What you return should match the data word for word, minus the images.

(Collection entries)
Start of Block

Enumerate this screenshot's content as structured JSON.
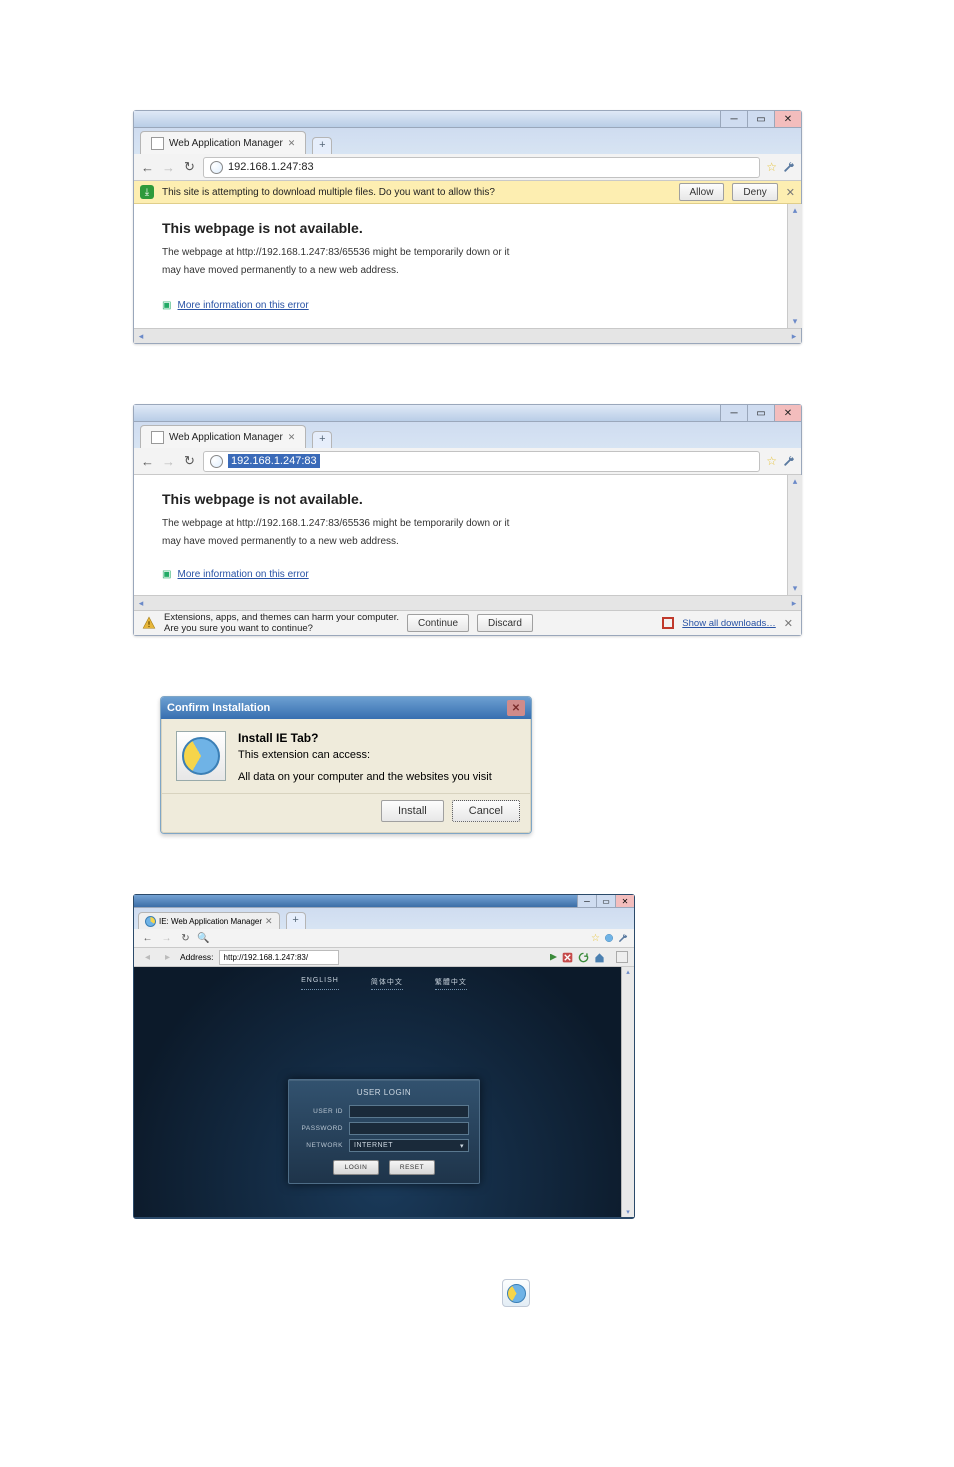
{
  "shot1": {
    "tab_title": "Web Application Manager",
    "address": "192.168.1.247:83",
    "alert_text": "This site is attempting to download multiple files. Do you want to allow this?",
    "btn_allow": "Allow",
    "btn_deny": "Deny",
    "heading": "This webpage is not available.",
    "msg1": "The webpage at http://192.168.1.247:83/65536 might be temporarily down or it",
    "msg2": "may have moved permanently to a new web address.",
    "more": "More information on this error"
  },
  "shot2": {
    "tab_title": "Web Application Manager",
    "address_sel": "192.168.1.247:83",
    "heading": "This webpage is not available.",
    "msg1": "The webpage at http://192.168.1.247:83/65536 might be temporarily down or it",
    "msg2": "may have moved permanently to a new web address.",
    "more": "More information on this error",
    "dl_warn1": "Extensions, apps, and themes can harm your computer.",
    "dl_warn2": "Are you sure you want to continue?",
    "btn_continue": "Continue",
    "btn_discard": "Discard",
    "show_all": "Show all downloads…"
  },
  "dialog": {
    "title": "Confirm Installation",
    "heading": "Install IE Tab?",
    "sub": "This extension can access:",
    "desc": "All data on your computer and the websites you visit",
    "btn_install": "Install",
    "btn_cancel": "Cancel"
  },
  "shot3": {
    "tab_title": "IE: Web Application Manager",
    "address_label": "Address:",
    "address": "http://192.168.1.247:83/",
    "lang_en": "ENGLISH",
    "lang_cn1": "简体中文",
    "lang_cn2": "繁體中文",
    "login_title": "USER LOGIN",
    "lbl_user": "USER ID",
    "lbl_pass": "PASSWORD",
    "lbl_net": "NETWORK",
    "net_value": "INTERNET",
    "btn_login": "LOGIN",
    "btn_reset": "RESET"
  }
}
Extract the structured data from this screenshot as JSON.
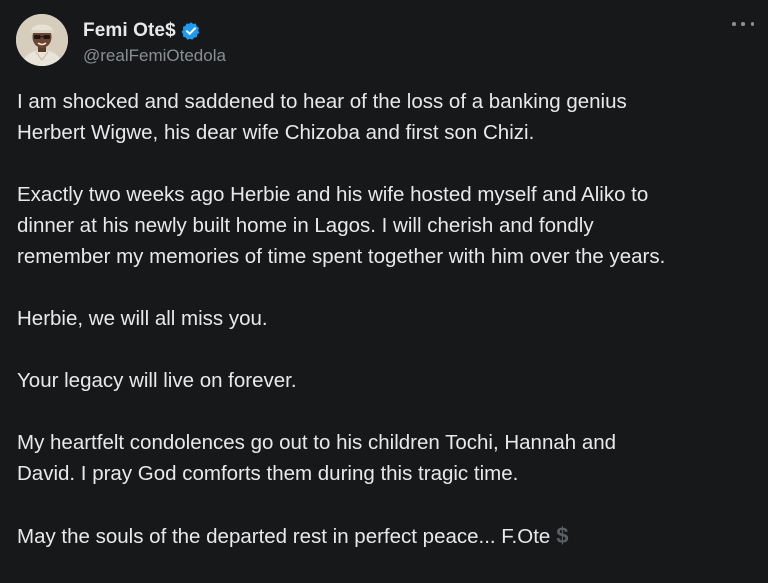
{
  "author": {
    "display_name": "Femi Ote$",
    "handle": "@realFemiOtedola",
    "verified": true,
    "verified_color": "#1d9bf0"
  },
  "menu": {
    "icon": "more-horizontal-icon"
  },
  "tweet": {
    "paragraphs": [
      [
        "I am shocked and saddened to hear of the loss of a banking genius",
        "Herbert Wigwe, his dear wife Chizoba and first son Chizi."
      ],
      [
        "Exactly two weeks ago Herbie and his wife hosted myself and Aliko to",
        "dinner at his newly built home in Lagos. I will cherish and fondly",
        "remember my memories of time spent together with him over the years."
      ],
      [
        "Herbie, we will all miss you."
      ],
      [
        "Your legacy will live on forever."
      ],
      [
        "My heartfelt condolences go out to his children Tochi, Hannah and",
        "David. I pray God comforts them during this tragic time."
      ],
      [
        "May the souls of the departed rest in perfect peace... F.Ote"
      ]
    ],
    "trailing_symbol": "$"
  },
  "colors": {
    "background": "#16181a",
    "text": "#e7e9ea",
    "secondary": "#8b8f94"
  }
}
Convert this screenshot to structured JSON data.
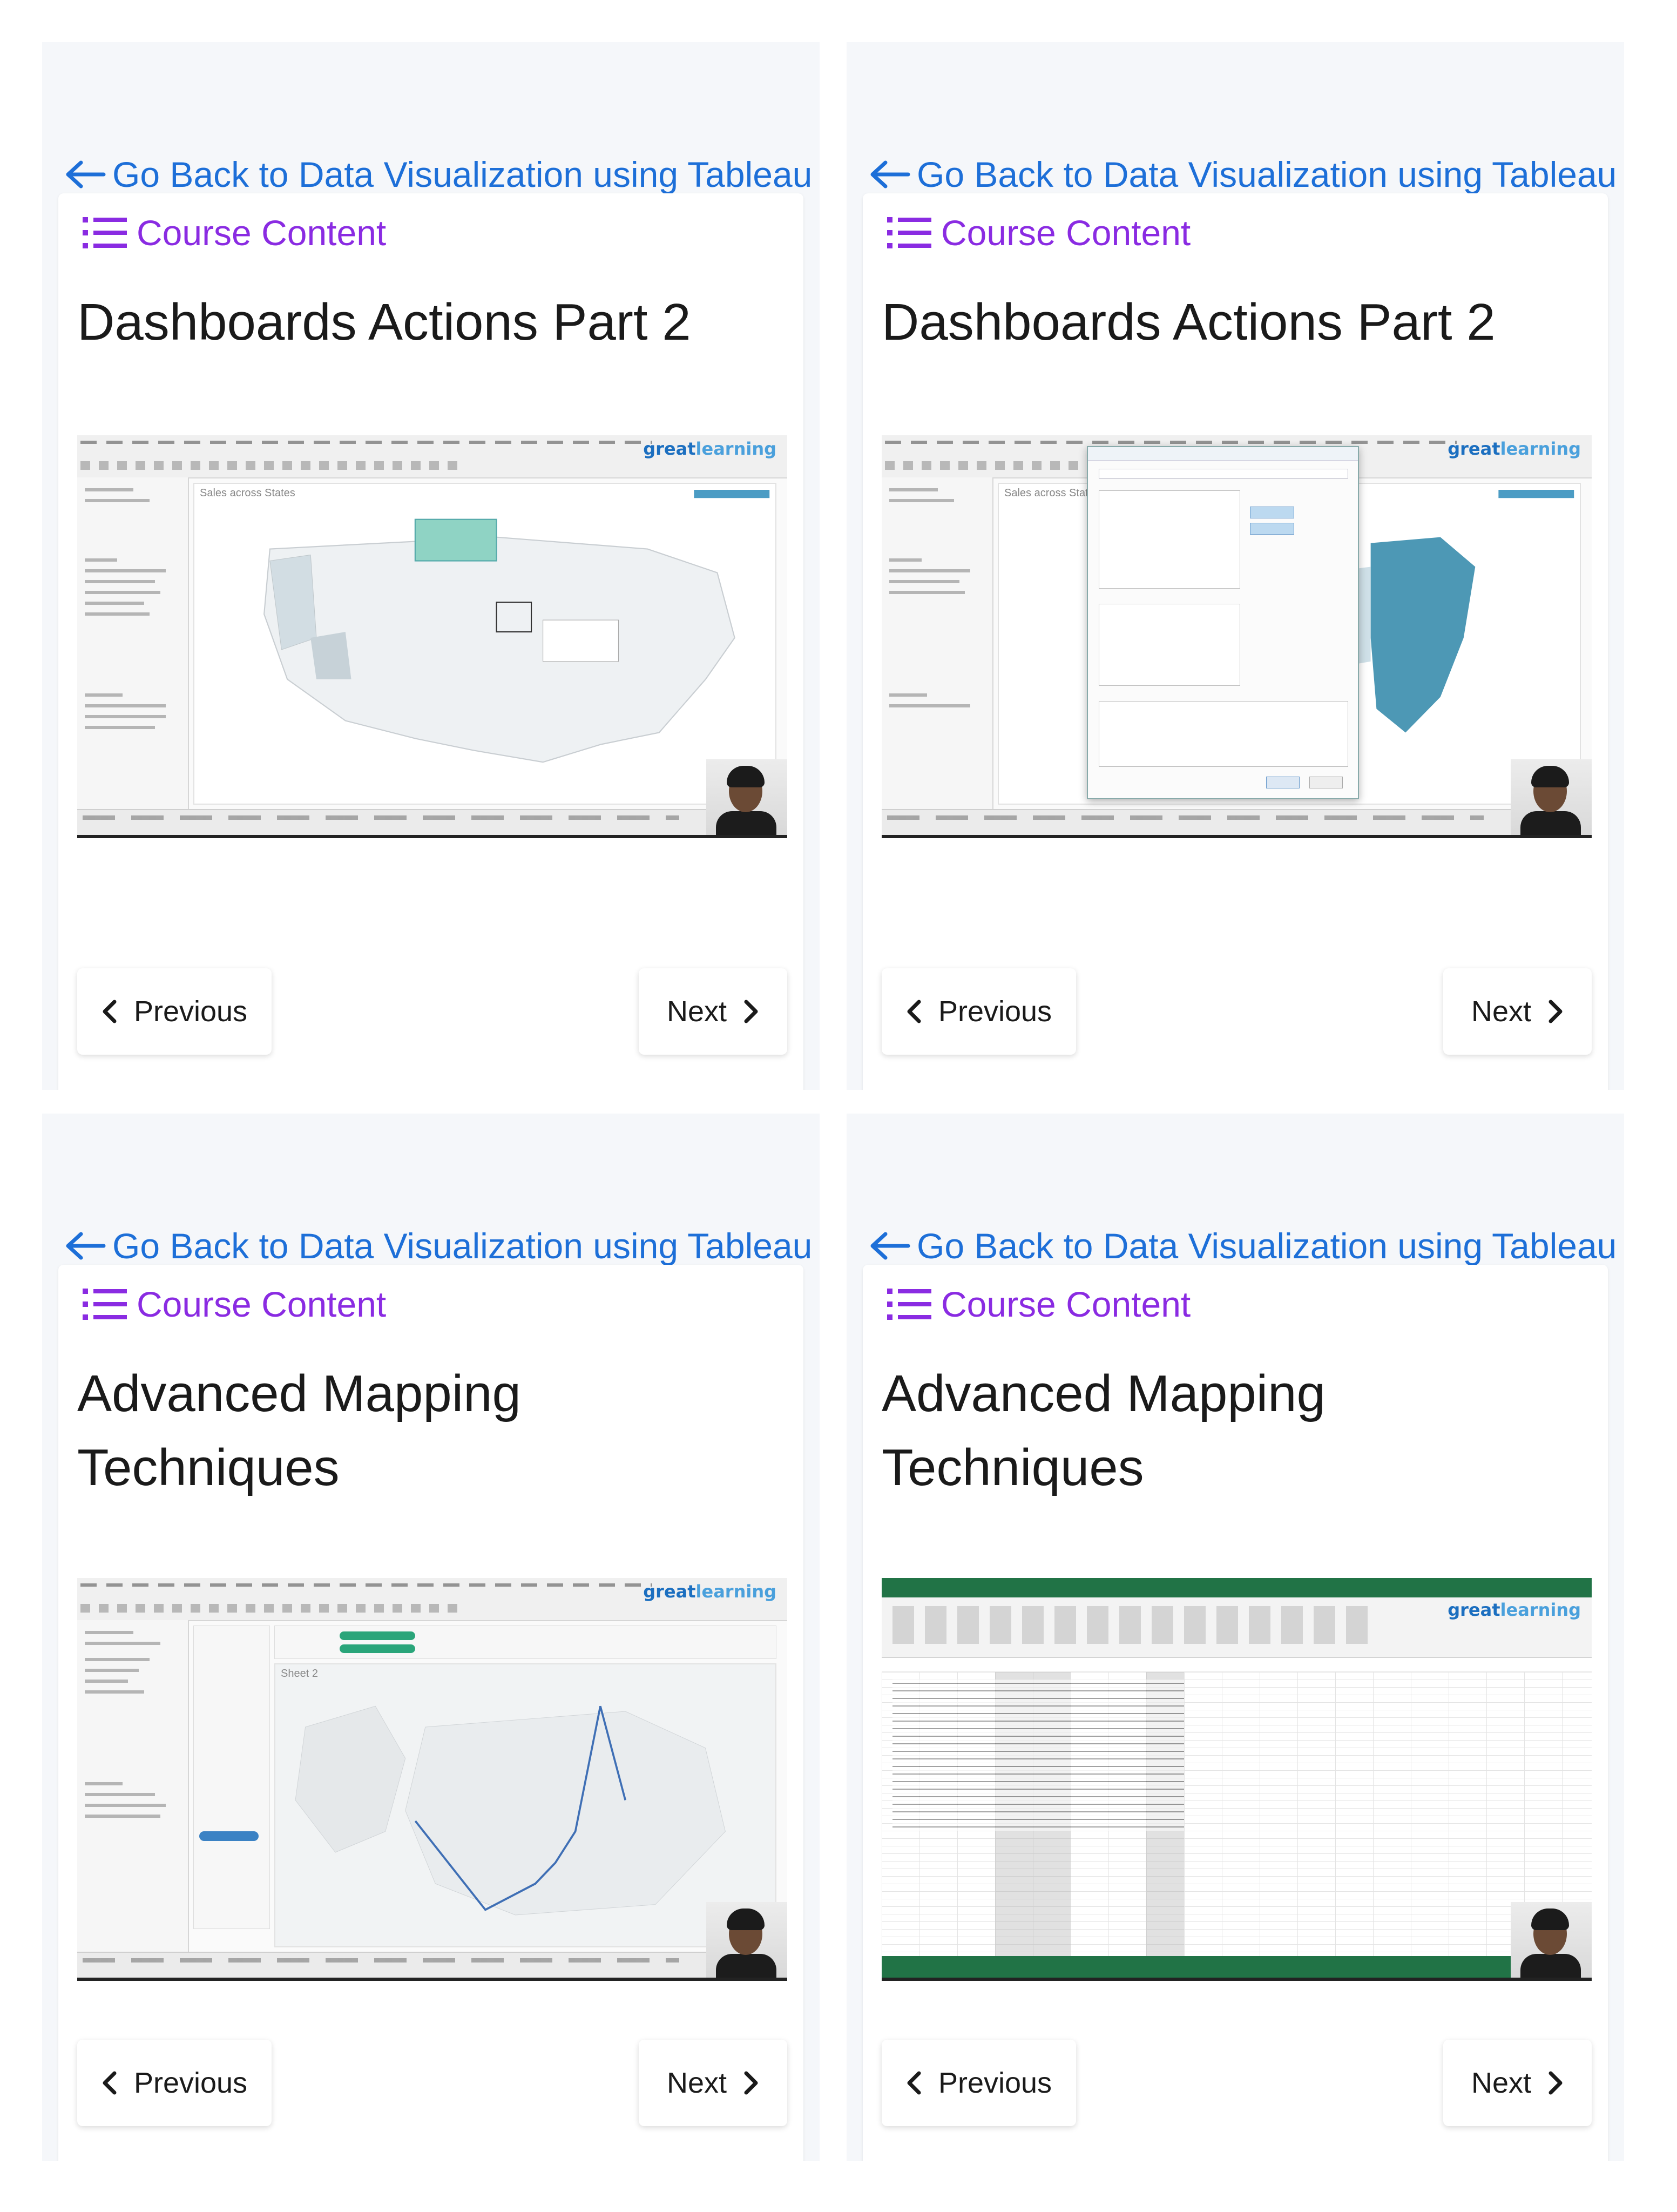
{
  "panels": [
    {
      "back_link": "Go Back to Data Visualization using Tableau",
      "course_content": "Course Content",
      "lesson_title": "Dashboards Actions Part 2",
      "video": {
        "brand_prefix": "great",
        "brand_suffix": "learning",
        "sheet_title": "Sales across States",
        "screen": "map-usa"
      },
      "prev_label": "Previous",
      "next_label": "Next"
    },
    {
      "back_link": "Go Back to Data Visualization using Tableau",
      "course_content": "Course Content",
      "lesson_title": "Dashboards Actions Part 2",
      "video": {
        "brand_prefix": "great",
        "brand_suffix": "learning",
        "sheet_title": "Sales across States",
        "screen": "filter-dialog"
      },
      "prev_label": "Previous",
      "next_label": "Next"
    },
    {
      "back_link": "Go Back to Data Visualization using Tableau",
      "course_content": "Course Content",
      "lesson_title": "Advanced Mapping Techniques",
      "video": {
        "brand_prefix": "great",
        "brand_suffix": "learning",
        "sheet_title": "Sheet 2",
        "screen": "map-europe"
      },
      "prev_label": "Previous",
      "next_label": "Next"
    },
    {
      "back_link": "Go Back to Data Visualization using Tableau",
      "course_content": "Course Content",
      "lesson_title": "Advanced Mapping Techniques",
      "video": {
        "brand_prefix": "great",
        "brand_suffix": "learning",
        "sheet_title": "",
        "screen": "excel"
      },
      "prev_label": "Previous",
      "next_label": "Next"
    }
  ],
  "colors": {
    "link_blue": "#1d6fd8",
    "course_purple": "#8a2be2",
    "panel_bg": "#f5f7fa",
    "excel_green": "#217346"
  },
  "icons": {
    "back": "arrow-left-icon",
    "course_content": "list-icon",
    "previous": "chevron-left-icon",
    "next": "chevron-right-icon"
  }
}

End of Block

*Solution*.
Enumerate this screenshot's content as structured JSON.
{
  "shot1": {
    "tab_title": "Web Application Manager",
    "address": "192.168.1.247:83",
    "alert_text": "This site is attempting to download multiple files. Do you want to allow this?",
    "btn_allow": "Allow",
    "btn_deny": "Deny",
    "heading": "This webpage is not available.",
    "msg1": "The webpage at http://192.168.1.247:83/65536 might be temporarily down or it",
    "msg2": "may have moved permanently to a new web address.",
    "more": "More information on this error"
  },
  "shot2": {
    "tab_title": "Web Application Manager",
    "address_sel": "192.168.1.247:83",
    "heading": "This webpage is not available.",
    "msg1": "The webpage at http://192.168.1.247:83/65536 might be temporarily down or it",
    "msg2": "may have moved permanently to a new web address.",
    "more": "More information on this error",
    "dl_warn1": "Extensions, apps, and themes can harm your computer.",
    "dl_warn2": "Are you sure you want to continue?",
    "btn_continue": "Continue",
    "btn_discard": "Discard",
    "show_all": "Show all downloads…"
  },
  "dialog": {
    "title": "Confirm Installation",
    "heading": "Install IE Tab?",
    "sub": "This extension can access:",
    "desc": "All data on your computer and the websites you visit",
    "btn_install": "Install",
    "btn_cancel": "Cancel"
  },
  "shot3": {
    "tab_title": "IE: Web Application Manager",
    "address_label": "Address:",
    "address": "http://192.168.1.247:83/",
    "lang_en": "ENGLISH",
    "lang_cn1": "简体中文",
    "lang_cn2": "繁體中文",
    "login_title": "USER LOGIN",
    "lbl_user": "USER ID",
    "lbl_pass": "PASSWORD",
    "lbl_net": "NETWORK",
    "net_value": "INTERNET",
    "btn_login": "LOGIN",
    "btn_reset": "RESET"
  }
}
Extract the structured data from this screenshot as JSON.
{
  "author": {
    "display_name": "Femi Ote$",
    "handle": "@realFemiOtedola",
    "verified": true,
    "verified_color": "#1d9bf0"
  },
  "menu": {
    "icon": "more-horizontal-icon"
  },
  "tweet": {
    "paragraphs": [
      [
        "I am shocked and saddened to hear of the loss of a banking genius",
        "Herbert Wigwe, his dear wife Chizoba and first son Chizi."
      ],
      [
        "Exactly two weeks ago Herbie and his wife hosted myself and Aliko to",
        "dinner at his newly built home in Lagos. I will cherish and fondly",
        "remember my memories of time spent together with him over the years."
      ],
      [
        "Herbie, we will all miss you."
      ],
      [
        "Your legacy will live on forever."
      ],
      [
        "My heartfelt condolences go out to his children Tochi, Hannah and",
        "David. I pray God comforts them during this tragic time."
      ],
      [
        "May the souls of the departed rest in perfect peace... F.Ote"
      ]
    ],
    "trailing_symbol": "$"
  },
  "colors": {
    "background": "#16181a",
    "text": "#e7e9ea",
    "secondary": "#8b8f94"
  }
}
Convert this screenshot to structured JSON data.
{
  "panels": [
    {
      "back_link": "Go Back to Data Visualization using Tableau",
      "course_content": "Course Content",
      "lesson_title": "Dashboards Actions Part 2",
      "video": {
        "brand_prefix": "great",
        "brand_suffix": "learning",
        "sheet_title": "Sales across States",
        "screen": "map-usa"
      },
      "prev_label": "Previous",
      "next_label": "Next"
    },
    {
      "back_link": "Go Back to Data Visualization using Tableau",
      "course_content": "Course Content",
      "lesson_title": "Dashboards Actions Part 2",
      "video": {
        "brand_prefix": "great",
        "brand_suffix": "learning",
        "sheet_title": "Sales across States",
        "screen": "filter-dialog"
      },
      "prev_label": "Previous",
      "next_label": "Next"
    },
    {
      "back_link": "Go Back to Data Visualization using Tableau",
      "course_content": "Course Content",
      "lesson_title": "Advanced Mapping Techniques",
      "video": {
        "brand_prefix": "great",
        "brand_suffix": "learning",
        "sheet_title": "Sheet 2",
        "screen": "map-europe"
      },
      "prev_label": "Previous",
      "next_label": "Next"
    },
    {
      "back_link": "Go Back to Data Visualization using Tableau",
      "course_content": "Course Content",
      "lesson_title": "Advanced Mapping Techniques",
      "video": {
        "brand_prefix": "great",
        "brand_suffix": "learning",
        "sheet_title": "",
        "screen": "excel"
      },
      "prev_label": "Previous",
      "next_label": "Next"
    }
  ],
  "colors": {
    "link_blue": "#1d6fd8",
    "course_purple": "#8a2be2",
    "panel_bg": "#f5f7fa",
    "excel_green": "#217346"
  },
  "icons": {
    "back": "arrow-left-icon",
    "course_content": "list-icon",
    "previous": "chevron-left-icon",
    "next": "chevron-right-icon"
  }
}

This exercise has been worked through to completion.